  38. van Noordwijk MA (2012) From maternal investment to lifetime maternal care. In: Mitani J, Call J, Kappeler P, Palombit R, Silk J (eds) The evolution of primate societies. University of Chicago Press, ChicagoGoogle Scholar
  39. Williams SC (2008) Surviving survival analysis: an applied introduction. Institute for Advanced Analytics. Accessed 19 March 2013
  40. Woodson DL, Reed ET, Downing RL, McGinnes BS (1980) Effect of fall orphaning on white-tailed deer fawns and yearlings. J Wildl Manag 44:249–252CrossRefGoogle Scholar

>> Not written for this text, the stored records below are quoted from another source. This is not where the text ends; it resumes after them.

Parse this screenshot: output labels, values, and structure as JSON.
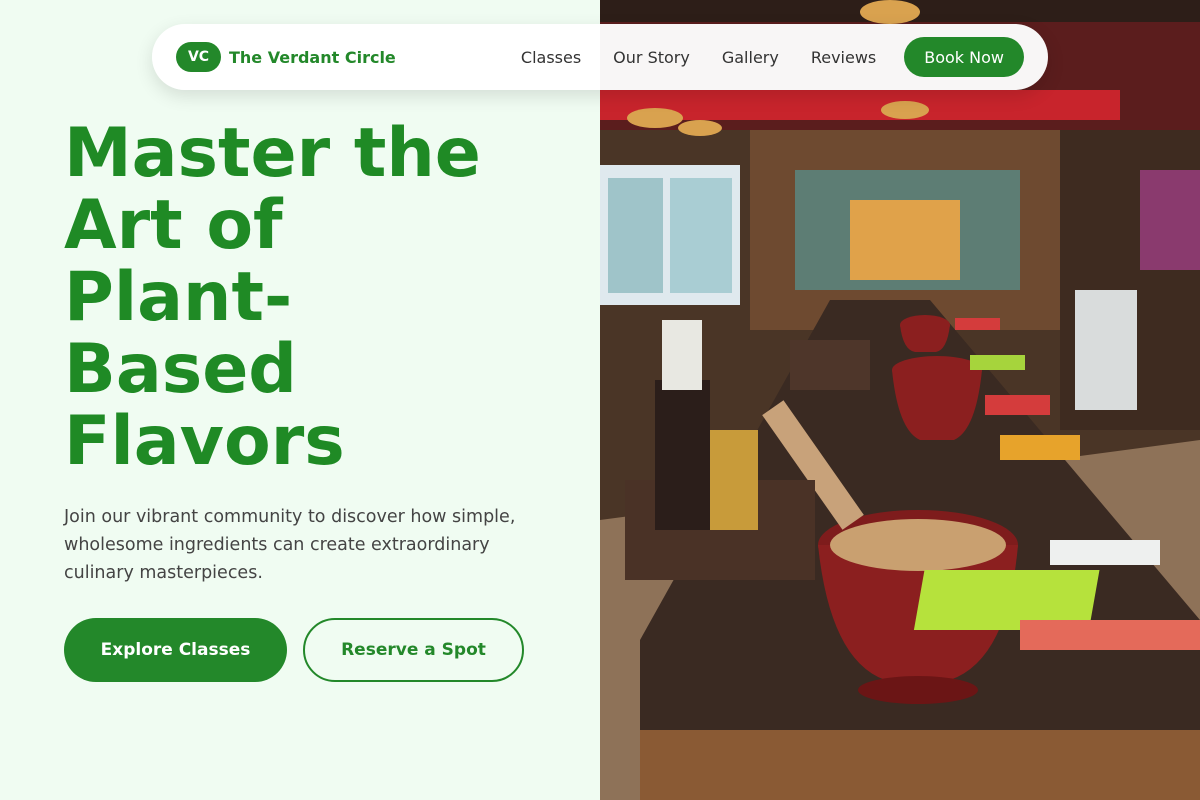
{
  "nav": {
    "logo_initials": "VC",
    "brand_name": "The Verdant Circle",
    "links": [
      "Classes",
      "Our Story",
      "Gallery",
      "Reviews"
    ],
    "cta": "Book Now"
  },
  "hero": {
    "title_lines": [
      "Master the",
      "Art of",
      "Plant-",
      "Based",
      "Flavors"
    ],
    "subtitle": "Join our vibrant community to discover how simple, wholesome ingredients can create extraordinary culinary masterpieces.",
    "primary_button": "Explore Classes",
    "secondary_button": "Reserve a Spot"
  },
  "colors": {
    "brand_green": "#23882a",
    "title_green": "#1f8a25",
    "background": "#f0fcf2"
  }
}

Copyright information

© Springer-Verlag Berlin Heidelberg 2013

Authors and Affiliations

  • Daniel Andres
    • 1
  • Tim H. Clutton-Brock
    • 2
  • Loeske E. B. Kruuk
    • 3
    • 4
  • Josephine M. Pemberton
    • 4
  • Katie V. Stopher
    • 4
  • Kathreen E. Ruckstuhl
    • 1
  1. 1.Department of Biological SciencesUniversity of CalgaryCalgaryCanada
  2. 2.Department of ZoologyUniversity of CambridgeCambridgeUK
  3. 3.Division of Evolution, Ecology & Genetics, Research School of BiologyThe Australian National UniversityCanberraAustralia
  4. 4.Institute of Evolutionary Biology, School of Biological SciencesUniversity of EdinburghEdinburghUK

Personalised recommendations